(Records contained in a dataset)
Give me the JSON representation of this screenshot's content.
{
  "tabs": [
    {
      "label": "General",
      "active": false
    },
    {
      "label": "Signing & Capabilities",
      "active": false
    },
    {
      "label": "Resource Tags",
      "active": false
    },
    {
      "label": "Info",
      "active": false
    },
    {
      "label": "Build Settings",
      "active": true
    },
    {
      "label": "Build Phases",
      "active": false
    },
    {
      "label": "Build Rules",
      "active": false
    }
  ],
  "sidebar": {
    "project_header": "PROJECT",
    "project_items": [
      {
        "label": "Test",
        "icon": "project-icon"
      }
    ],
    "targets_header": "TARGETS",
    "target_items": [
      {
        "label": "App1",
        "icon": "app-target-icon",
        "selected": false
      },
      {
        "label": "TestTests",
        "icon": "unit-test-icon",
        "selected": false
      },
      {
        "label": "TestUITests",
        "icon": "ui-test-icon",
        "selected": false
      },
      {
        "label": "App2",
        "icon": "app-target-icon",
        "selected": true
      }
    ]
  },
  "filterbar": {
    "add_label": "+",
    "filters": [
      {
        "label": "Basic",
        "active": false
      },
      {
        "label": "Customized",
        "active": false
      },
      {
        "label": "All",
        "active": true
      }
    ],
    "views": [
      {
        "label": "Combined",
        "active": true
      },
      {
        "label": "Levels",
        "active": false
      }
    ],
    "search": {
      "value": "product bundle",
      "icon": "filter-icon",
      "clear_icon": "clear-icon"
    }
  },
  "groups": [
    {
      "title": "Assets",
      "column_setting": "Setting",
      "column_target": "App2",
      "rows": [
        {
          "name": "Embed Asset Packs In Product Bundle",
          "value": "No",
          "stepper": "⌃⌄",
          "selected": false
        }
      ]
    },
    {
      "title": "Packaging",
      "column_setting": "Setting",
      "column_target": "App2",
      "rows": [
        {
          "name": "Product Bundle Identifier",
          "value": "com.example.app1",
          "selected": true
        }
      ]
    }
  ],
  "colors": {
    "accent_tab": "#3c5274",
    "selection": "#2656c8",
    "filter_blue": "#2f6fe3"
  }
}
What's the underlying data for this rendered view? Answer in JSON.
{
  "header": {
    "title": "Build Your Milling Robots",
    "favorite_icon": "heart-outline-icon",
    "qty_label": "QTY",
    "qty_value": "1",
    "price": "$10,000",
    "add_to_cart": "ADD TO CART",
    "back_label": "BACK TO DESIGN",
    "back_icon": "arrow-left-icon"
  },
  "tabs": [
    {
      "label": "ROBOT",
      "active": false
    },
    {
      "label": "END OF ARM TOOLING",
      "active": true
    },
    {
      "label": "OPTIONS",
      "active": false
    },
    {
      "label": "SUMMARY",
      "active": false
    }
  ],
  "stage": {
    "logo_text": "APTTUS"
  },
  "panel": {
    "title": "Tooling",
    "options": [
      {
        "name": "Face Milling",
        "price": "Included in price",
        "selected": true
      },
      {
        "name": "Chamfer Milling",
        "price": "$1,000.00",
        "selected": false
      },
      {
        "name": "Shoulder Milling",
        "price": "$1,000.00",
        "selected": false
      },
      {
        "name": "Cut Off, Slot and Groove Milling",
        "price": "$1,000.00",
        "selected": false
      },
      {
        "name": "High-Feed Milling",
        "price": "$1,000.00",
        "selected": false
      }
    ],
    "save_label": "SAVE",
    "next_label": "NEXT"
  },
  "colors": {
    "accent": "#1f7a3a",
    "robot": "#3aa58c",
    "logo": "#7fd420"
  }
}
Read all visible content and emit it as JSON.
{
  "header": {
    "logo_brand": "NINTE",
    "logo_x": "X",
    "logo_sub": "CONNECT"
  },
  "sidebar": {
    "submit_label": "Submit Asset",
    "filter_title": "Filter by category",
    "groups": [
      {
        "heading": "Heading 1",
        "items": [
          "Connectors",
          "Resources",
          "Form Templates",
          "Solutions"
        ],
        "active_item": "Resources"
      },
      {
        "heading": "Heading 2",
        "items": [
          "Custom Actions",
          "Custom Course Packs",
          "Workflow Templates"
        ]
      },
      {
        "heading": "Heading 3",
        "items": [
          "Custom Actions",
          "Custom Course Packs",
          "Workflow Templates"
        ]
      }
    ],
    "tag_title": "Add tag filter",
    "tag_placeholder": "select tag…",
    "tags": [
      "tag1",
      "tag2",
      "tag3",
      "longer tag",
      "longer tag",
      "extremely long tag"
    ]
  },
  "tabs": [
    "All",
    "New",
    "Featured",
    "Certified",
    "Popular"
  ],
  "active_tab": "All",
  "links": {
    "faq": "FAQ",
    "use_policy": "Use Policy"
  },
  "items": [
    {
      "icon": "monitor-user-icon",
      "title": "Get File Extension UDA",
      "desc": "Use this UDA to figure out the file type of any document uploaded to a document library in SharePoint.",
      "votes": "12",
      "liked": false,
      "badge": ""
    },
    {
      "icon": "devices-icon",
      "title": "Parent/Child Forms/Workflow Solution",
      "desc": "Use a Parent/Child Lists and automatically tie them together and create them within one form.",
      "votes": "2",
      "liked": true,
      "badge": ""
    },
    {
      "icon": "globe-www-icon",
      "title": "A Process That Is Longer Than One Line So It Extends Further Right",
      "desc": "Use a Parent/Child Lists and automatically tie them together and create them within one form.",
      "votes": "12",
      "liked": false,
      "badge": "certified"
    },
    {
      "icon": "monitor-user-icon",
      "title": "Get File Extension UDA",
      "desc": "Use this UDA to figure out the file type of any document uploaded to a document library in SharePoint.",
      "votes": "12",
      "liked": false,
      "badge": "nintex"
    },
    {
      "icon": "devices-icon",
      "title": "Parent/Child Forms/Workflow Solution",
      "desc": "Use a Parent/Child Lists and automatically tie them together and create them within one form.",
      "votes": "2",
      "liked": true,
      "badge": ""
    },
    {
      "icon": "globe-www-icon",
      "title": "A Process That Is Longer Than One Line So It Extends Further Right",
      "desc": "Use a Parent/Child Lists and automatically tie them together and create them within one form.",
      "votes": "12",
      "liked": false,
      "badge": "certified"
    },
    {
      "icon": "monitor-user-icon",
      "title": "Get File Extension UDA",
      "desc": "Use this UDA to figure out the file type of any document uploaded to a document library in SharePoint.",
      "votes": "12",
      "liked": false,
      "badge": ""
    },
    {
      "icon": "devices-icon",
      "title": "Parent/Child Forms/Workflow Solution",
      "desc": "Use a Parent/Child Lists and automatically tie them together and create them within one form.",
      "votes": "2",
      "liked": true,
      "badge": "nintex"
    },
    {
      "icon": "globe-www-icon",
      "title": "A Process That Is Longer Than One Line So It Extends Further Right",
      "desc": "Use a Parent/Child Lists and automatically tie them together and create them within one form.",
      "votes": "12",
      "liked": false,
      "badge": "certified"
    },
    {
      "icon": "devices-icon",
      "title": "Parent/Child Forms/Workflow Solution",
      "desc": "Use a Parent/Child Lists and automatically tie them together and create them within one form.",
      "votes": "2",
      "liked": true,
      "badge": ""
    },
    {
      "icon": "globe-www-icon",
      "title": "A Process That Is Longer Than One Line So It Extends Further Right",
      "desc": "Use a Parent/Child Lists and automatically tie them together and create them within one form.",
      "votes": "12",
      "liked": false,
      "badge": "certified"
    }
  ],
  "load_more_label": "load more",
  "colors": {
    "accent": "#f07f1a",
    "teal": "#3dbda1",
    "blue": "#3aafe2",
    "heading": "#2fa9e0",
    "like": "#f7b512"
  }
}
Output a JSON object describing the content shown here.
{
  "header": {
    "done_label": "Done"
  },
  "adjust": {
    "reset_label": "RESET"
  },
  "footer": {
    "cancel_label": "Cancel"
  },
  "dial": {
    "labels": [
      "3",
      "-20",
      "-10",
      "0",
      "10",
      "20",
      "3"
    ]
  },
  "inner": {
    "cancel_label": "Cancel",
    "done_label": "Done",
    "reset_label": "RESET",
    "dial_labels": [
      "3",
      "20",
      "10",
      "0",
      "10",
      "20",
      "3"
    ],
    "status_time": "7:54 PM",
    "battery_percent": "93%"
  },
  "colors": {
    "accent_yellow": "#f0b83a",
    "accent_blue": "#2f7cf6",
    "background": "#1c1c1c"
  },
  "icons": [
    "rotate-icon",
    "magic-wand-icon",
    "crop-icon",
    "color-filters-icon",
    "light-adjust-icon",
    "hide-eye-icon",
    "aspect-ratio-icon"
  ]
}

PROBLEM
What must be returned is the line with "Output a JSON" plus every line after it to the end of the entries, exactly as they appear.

ANSWER TO THE EXERCISE
Output a JSON object describing the content shown here.
{
  "header": {
    "done_label": "Done"
  },
  "adjust": {
    "reset_label": "RESET"
  },
  "footer": {
    "cancel_label": "Cancel"
  },
  "dial": {
    "labels": [
      "3",
      "-20",
      "-10",
      "0",
      "10",
      "20",
      "3"
    ]
  },
  "inner": {
    "cancel_label": "Cancel",
    "done_label": "Done",
    "reset_label": "RESET",
    "dial_labels": [
      "3",
      "20",
      "10",
      "0",
      "10",
      "20",
      "3"
    ],
    "status_time": "7:54 PM",
    "battery_percent": "93%"
  },
  "colors": {
    "accent_yellow": "#f0b83a",
    "accent_blue": "#2f7cf6",
    "background": "#1c1c1c"
  },
  "icons": [
    "rotate-icon",
    "magic-wand-icon",
    "crop-icon",
    "color-filters-icon",
    "light-adjust-icon",
    "hide-eye-icon",
    "aspect-ratio-icon"
  ]
}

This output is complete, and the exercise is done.